REQUIRED WORK: In the response, each entry below should appear again exactly as given.

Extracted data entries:
────────

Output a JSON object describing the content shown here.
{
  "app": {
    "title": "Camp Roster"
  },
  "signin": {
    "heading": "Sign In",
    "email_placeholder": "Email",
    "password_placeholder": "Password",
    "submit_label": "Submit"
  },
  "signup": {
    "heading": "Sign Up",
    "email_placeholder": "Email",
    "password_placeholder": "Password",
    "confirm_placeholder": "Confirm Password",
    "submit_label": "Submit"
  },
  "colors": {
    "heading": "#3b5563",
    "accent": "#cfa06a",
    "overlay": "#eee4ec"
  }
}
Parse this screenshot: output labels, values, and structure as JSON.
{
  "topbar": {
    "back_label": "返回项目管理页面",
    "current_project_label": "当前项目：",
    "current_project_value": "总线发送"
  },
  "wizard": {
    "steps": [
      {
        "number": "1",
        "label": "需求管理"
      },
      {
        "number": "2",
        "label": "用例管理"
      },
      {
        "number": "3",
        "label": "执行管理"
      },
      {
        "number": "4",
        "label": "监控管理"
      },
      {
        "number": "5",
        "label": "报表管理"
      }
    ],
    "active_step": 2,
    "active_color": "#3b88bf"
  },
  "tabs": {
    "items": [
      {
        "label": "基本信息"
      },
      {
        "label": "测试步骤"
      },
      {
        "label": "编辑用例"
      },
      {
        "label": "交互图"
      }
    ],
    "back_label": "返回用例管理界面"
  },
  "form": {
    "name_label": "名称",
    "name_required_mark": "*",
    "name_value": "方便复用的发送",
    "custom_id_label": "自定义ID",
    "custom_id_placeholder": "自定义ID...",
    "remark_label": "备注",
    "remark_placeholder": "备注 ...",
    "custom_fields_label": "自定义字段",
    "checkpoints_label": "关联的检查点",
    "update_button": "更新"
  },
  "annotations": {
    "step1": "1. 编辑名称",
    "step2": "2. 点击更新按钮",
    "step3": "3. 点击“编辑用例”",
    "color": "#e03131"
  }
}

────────

RESPONSE TO THIS TASK:
Output a JSON object describing the content shown here.
{
  "app": {
    "title": "Camp Roster"
  },
  "signin": {
    "heading": "Sign In",
    "email_placeholder": "Email",
    "password_placeholder": "Password",
    "submit_label": "Submit"
  },
  "signup": {
    "heading": "Sign Up",
    "email_placeholder": "Email",
    "password_placeholder": "Password",
    "confirm_placeholder": "Confirm Password",
    "submit_label": "Submit"
  },
  "colors": {
    "heading": "#3b5563",
    "accent": "#cfa06a",
    "overlay": "#eee4ec"
  }
}
Parse this screenshot: output labels, values, and structure as JSON.
{
  "topbar": {
    "back_label": "返回项目管理页面",
    "current_project_label": "当前项目：",
    "current_project_value": "总线发送"
  },
  "wizard": {
    "steps": [
      {
        "number": "1",
        "label": "需求管理"
      },
      {
        "number": "2",
        "label": "用例管理"
      },
      {
        "number": "3",
        "label": "执行管理"
      },
      {
        "number": "4",
        "label": "监控管理"
      },
      {
        "number": "5",
        "label": "报表管理"
      }
    ],
    "active_step": 2,
    "active_color": "#3b88bf"
  },
  "tabs": {
    "items": [
      {
        "label": "基本信息"
      },
      {
        "label": "测试步骤"
      },
      {
        "label": "编辑用例"
      },
      {
        "label": "交互图"
      }
    ],
    "back_label": "返回用例管理界面"
  },
  "form": {
    "name_label": "名称",
    "name_required_mark": "*",
    "name_value": "方便复用的发送",
    "custom_id_label": "自定义ID",
    "custom_id_placeholder": "自定义ID...",
    "remark_label": "备注",
    "remark_placeholder": "备注 ...",
    "custom_fields_label": "自定义字段",
    "checkpoints_label": "关联的检查点",
    "update_button": "更新"
  },
  "annotations": {
    "step1": "1. 编辑名称",
    "step2": "2. 点击更新按钮",
    "step3": "3. 点击“编辑用例”",
    "color": "#e03131"
  }
}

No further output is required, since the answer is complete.